FANDOM


Divorce is the legal dissolution of a marriage. The legality and precise mechanics of divorce have varied widely in different societies.

Divorce in "The Girl Who Took Lessons" Edit

Karen and Mike Vaughan's marriage ended in a divorce. Karen had previously taken a course in law for non-lawyers and used the knowledge she had gained in that class to do their divorce herself.

Divorce in Justin Kloster Stories Edit

Justin Kloster's divorce motivated him to build time-travel technology in 2018 and visit his 21-year-old self in 1999. He wanted to prevent his marriage to Megan Tricoupis from failing. Ironically, his meddling prevented his younger self from marrying Megan at all, but instead led to a much happier and lasting marriage to Lindsey Fletcher.

Divorce in "Logan's Law"Edit

After his divorce, Ed Logan declared, "Man, the good ones are all taken." This little bit of wisdom came to be called "Logan's Law".[1] However, his friend, Steve Whortleberry, discovered that "Logan's Law" wasn't absolute.[2]

Divorce in Ruled Britannia Edit

In accordance with his desire for an heir, King Henry VIII made divorce permissible in the Protestant Church of England, but required the explicit authorization of the monarch. Consequently, divorce was all but impossible for ordinary people, as they would be unlikely ever to attract the monarch's attention.

In 1598, the Protestant Queen Elizabeth was restored to England's throne after a decade of the Spanish-backed reign of Queen Isabella and King Albert. Sir William Shakespeare, who'd proven instrumental in Elizabeth's restoration, obtained Elizabeth's permission to divorce Anne Hathaway, so he could marry Kate.

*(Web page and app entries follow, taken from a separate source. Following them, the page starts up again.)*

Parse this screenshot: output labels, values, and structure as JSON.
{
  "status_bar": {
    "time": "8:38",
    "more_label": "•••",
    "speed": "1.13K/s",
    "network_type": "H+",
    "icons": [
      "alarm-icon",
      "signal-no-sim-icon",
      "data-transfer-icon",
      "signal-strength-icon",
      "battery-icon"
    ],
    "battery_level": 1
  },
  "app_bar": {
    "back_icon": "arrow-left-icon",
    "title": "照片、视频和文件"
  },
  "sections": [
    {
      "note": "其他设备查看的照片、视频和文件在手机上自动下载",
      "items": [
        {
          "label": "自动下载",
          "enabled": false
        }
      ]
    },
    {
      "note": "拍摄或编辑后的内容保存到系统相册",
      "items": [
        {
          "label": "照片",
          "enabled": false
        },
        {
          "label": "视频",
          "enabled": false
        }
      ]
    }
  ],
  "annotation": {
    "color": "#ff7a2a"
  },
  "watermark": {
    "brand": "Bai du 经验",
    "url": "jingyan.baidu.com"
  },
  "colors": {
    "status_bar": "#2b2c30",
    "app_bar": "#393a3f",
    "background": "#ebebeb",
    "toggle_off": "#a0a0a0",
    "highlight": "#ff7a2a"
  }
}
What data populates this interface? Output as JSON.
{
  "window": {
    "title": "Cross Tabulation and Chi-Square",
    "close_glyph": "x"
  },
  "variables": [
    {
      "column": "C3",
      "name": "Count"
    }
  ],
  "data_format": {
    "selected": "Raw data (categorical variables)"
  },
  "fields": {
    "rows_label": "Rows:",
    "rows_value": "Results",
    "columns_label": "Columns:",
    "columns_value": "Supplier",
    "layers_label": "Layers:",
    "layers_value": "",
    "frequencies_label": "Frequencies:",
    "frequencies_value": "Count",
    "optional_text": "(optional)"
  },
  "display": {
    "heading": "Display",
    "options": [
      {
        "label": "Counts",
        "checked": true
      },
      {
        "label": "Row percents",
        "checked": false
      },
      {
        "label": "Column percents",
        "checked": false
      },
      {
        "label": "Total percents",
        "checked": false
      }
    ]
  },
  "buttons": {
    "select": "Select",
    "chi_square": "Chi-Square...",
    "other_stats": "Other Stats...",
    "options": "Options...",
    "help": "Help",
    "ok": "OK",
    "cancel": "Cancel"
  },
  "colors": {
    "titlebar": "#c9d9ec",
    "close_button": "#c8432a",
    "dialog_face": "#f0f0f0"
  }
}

ReferencesEdit

  1. See, e.g., We Install and Other Stories, pg. 1757-1772.
  2. Ibid., loc 1789-1898.
Community content is available under CC-BY-SA unless otherwise noted.